**The problem:** Print all of the records. Exclude the images.

[Data records]
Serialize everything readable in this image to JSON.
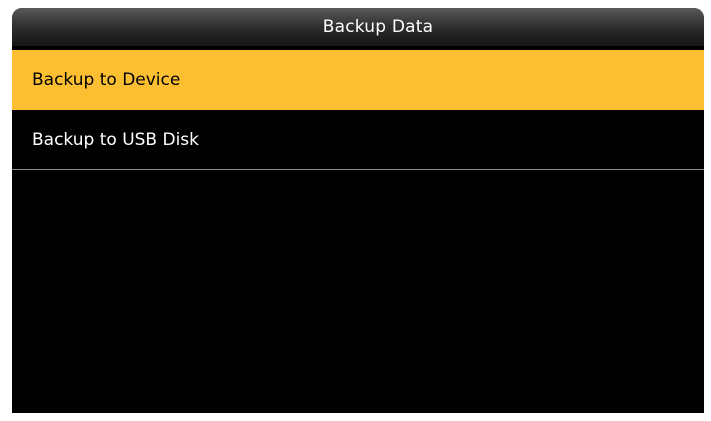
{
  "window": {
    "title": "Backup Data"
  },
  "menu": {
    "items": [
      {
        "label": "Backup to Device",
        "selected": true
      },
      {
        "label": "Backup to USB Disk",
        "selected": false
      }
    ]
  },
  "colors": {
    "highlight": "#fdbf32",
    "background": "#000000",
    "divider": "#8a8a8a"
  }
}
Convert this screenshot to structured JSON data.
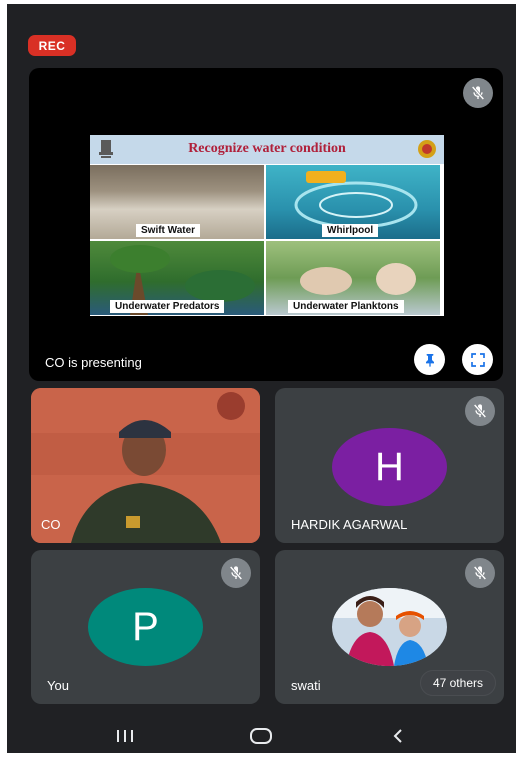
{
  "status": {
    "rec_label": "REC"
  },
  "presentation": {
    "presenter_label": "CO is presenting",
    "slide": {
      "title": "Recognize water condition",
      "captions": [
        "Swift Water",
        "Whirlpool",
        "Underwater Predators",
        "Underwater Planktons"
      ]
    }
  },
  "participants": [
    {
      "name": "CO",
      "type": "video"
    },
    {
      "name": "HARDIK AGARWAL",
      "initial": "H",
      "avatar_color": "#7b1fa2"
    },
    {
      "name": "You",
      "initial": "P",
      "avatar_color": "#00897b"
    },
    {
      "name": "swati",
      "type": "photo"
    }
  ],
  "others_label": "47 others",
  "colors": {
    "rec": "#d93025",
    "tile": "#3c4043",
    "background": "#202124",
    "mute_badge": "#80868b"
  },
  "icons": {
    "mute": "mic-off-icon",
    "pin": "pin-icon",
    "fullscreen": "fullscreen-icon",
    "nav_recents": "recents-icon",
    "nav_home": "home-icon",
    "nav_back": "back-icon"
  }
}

**Exercise answer:**
Serialize everything readable in this image to JSON.
{
  "window": {
    "title": "Backup Data"
  },
  "menu": {
    "items": [
      {
        "label": "Backup to Device",
        "selected": true
      },
      {
        "label": "Backup to USB Disk",
        "selected": false
      }
    ]
  },
  "colors": {
    "highlight": "#fdbf32",
    "background": "#000000",
    "divider": "#8a8a8a"
  }
}
Convert this screenshot to structured JSON data.
{
  "status": {
    "rec_label": "REC"
  },
  "presentation": {
    "presenter_label": "CO is presenting",
    "slide": {
      "title": "Recognize water condition",
      "captions": [
        "Swift Water",
        "Whirlpool",
        "Underwater Predators",
        "Underwater Planktons"
      ]
    }
  },
  "participants": [
    {
      "name": "CO",
      "type": "video"
    },
    {
      "name": "HARDIK AGARWAL",
      "initial": "H",
      "avatar_color": "#7b1fa2"
    },
    {
      "name": "You",
      "initial": "P",
      "avatar_color": "#00897b"
    },
    {
      "name": "swati",
      "type": "photo"
    }
  ],
  "others_label": "47 others",
  "colors": {
    "rec": "#d93025",
    "tile": "#3c4043",
    "background": "#202124",
    "mute_badge": "#80868b"
  },
  "icons": {
    "mute": "mic-off-icon",
    "pin": "pin-icon",
    "fullscreen": "fullscreen-icon",
    "nav_recents": "recents-icon",
    "nav_home": "home-icon",
    "nav_back": "back-icon"
  }
}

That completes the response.